Reading - May 2014

Guitarist Guide To Amps by Michael Leonard (ed) (2014)
Somewhat lightweight and poorly edited special edition. Over-priced. Some interesting info but I should probably get a proper book about guitar amps.
The Week (3 May 2014 / Issue 969)
Guitarist (June 2014 / Issue 381)
The Stars Like Dust by Isaac Asimov (1951)
An early Asimov novel, yet instantly identifiable by the interesting plot, slightly clunky characterisation and lots and lots of talking. The final resolution - the finding of an inspiring, ancient document that turns out to be the US constitution - strikes me as unconvincing though, so it is interesting to read that Asimov thought so too, and only included it to satisfy an editor.
The Week (10 May 2014 / Issue 970)
The Big Short by Michael Lewis (2010)
Fascinating and depressing account of what led to the global recession in 2008, from the point of view of the few people who saw it coming. If you are dumb enough to believe that the free market should be allowed to be completely free, you need to read this.
The Week (17 May 2014 / Issue 971)
Mack The Life by Lee Mack (2012)
I'm not normally bothered about biographies, so, excellent title aside, I'm not sure why I picked this up. However, it proves to be an easy, amusing read and an interesting insight into the reality of one comedian's life - which is clearly (albeit obviously, when you think about it) harder work than it would seem.
The Week (24 May 2014 / Issue 972)
Guitarist (July 2014 / Issue 382)
Follow The Money by Steve Boggan (2012)
Amusing and charming high-concept travel book in which the author follows a ten dollar note around the US for a month. It was based on his original Guardian article (following a £10 note in London). Boggan obviously has the knack of getting to know people - or at least, he writes it that way!

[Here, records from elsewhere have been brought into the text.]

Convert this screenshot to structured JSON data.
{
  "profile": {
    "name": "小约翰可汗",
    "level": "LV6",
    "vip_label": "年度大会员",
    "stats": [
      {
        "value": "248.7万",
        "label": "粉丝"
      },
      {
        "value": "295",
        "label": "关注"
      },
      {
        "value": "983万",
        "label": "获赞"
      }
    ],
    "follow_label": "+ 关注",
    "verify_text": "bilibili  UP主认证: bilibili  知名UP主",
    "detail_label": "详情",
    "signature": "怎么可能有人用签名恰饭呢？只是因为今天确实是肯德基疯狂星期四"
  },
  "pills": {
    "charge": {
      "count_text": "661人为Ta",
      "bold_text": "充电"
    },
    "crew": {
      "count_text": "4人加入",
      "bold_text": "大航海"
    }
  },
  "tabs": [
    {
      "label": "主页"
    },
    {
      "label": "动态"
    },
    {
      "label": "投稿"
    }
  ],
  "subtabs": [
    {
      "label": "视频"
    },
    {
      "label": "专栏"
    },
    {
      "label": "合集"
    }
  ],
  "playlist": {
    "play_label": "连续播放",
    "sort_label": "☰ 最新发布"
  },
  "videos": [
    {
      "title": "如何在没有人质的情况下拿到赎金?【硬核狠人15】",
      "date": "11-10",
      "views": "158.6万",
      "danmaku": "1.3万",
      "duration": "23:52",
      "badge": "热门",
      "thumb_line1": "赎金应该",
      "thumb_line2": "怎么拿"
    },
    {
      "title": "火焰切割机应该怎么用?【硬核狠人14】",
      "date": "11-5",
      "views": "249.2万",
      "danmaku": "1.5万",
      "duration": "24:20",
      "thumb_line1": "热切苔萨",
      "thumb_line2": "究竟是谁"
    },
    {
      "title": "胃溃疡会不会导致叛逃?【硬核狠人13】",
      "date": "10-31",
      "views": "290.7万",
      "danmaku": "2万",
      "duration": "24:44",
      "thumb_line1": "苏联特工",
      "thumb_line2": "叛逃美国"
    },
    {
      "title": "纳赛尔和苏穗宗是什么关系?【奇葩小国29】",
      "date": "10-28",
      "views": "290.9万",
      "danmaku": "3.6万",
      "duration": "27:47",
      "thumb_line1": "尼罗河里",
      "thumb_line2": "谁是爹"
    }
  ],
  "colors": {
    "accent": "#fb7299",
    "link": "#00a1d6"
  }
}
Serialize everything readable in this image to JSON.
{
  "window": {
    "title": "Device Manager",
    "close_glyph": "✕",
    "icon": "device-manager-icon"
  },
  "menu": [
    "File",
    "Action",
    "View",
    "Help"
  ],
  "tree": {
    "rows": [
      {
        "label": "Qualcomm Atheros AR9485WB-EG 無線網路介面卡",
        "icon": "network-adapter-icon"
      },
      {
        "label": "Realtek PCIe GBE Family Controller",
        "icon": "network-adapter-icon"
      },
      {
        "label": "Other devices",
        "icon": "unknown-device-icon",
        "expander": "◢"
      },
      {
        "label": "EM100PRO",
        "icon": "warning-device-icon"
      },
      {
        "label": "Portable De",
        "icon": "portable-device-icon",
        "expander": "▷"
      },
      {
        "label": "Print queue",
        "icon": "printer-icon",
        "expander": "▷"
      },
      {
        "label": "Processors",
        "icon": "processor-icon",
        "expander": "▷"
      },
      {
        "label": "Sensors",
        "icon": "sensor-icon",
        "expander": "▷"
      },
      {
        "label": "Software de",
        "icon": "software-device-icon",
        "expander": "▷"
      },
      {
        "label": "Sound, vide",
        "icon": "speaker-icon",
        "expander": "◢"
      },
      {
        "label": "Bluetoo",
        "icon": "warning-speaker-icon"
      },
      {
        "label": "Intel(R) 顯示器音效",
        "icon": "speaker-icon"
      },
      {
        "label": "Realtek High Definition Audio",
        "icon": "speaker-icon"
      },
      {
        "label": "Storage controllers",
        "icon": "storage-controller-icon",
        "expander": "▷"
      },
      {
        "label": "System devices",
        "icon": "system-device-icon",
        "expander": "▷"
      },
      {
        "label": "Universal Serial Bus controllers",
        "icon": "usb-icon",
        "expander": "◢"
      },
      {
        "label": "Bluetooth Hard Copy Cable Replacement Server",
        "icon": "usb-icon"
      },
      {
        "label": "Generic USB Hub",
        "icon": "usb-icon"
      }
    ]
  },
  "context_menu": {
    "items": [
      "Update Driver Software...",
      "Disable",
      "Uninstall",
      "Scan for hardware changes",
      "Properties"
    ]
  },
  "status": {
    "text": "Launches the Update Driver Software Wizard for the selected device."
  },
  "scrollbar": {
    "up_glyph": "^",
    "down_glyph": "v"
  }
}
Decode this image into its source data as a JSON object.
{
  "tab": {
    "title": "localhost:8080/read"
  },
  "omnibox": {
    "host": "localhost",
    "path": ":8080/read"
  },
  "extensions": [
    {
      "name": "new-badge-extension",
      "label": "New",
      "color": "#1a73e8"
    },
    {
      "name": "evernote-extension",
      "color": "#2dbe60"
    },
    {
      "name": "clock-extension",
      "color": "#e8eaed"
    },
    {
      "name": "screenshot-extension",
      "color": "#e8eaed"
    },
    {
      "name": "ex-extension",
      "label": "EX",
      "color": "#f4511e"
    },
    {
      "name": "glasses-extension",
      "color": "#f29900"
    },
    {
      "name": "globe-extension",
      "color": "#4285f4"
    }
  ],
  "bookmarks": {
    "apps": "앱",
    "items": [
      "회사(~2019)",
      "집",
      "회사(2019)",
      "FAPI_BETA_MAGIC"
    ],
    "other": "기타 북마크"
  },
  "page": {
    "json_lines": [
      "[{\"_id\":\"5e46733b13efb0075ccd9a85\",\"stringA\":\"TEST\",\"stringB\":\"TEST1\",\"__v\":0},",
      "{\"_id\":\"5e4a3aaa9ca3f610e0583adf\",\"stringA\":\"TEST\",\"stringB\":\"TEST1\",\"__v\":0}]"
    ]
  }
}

Drive On

A Social History Of The Motor Car
L.J.K. Setright

Loose ragbag of prejudices and post hoc reasoning masquerades as academic rigor.

Everyone must have at least one friend like L.J.K. Setright. Possessed of a disconcerting number of outré opinions, steadfast in their rejection of alternatives (or indeed logic), they are resolutely convinced of their own correctness. I was talking with one recently, and he was insisting that recent studies show that if you stop training for a mere two weeks, then all your fitness is lost. So presumably if Mo Farrah misses a fortnight, I'll be able to run 5K faster than him. Of course.

As frustrating as these people are in person, it turns out they are more so in book form, where you are deprived of the option of attempting to argue with them. I suppose you can put the book down but it's not the same. Setright (he always refers to himself, pompously, in the third person, using just his surname) had a number of signature opinions which in his head were, I'm sure, entirely rational, and this book provides him with another opportunity to air them again, like a greatest hits album.

What are they? The Honda Prelude, or possibly the NSX, is the greatest car ever made. Front wheel drive is an abomination forced on us by sheep-like manufacturers copying VW. Rolls Royces are wildly overrated and have been since about 1920.  Most car manufacturers apart from Bristol and Honda are ruining cars. Diesels are evil. And so on.

Setright clearly knows his stuff and is passionate about the subject, which ensures the book is often interesting. For some reason, however, he seems to harbour a deep sense of injustice and resentment on behalf of the motor car itself, directed at, variously, the avaricious manufacturers intent on making money (how dare they), the vulgar and stupid public who asked for and paid money for all the wrong things, and the weak designers who resorted to giving the public what they asked for and should have known better.

If only all of them had asked Setright who, you could be forgiven for thinking, had been there all of the time advising of the correct route, instead of ranting from the sidelines of a magazine column with the full benefit of hindsight. After a while this becomes wearing, when reading for the fifth time how, say, Ford shunned the right thing ("right" according to Setright, judging them thirty years after the fact) in favour of the popular, money-making thing.

Setright has his fans still (he died a while ago now) but it's an acquired taste. I probably won't bother again.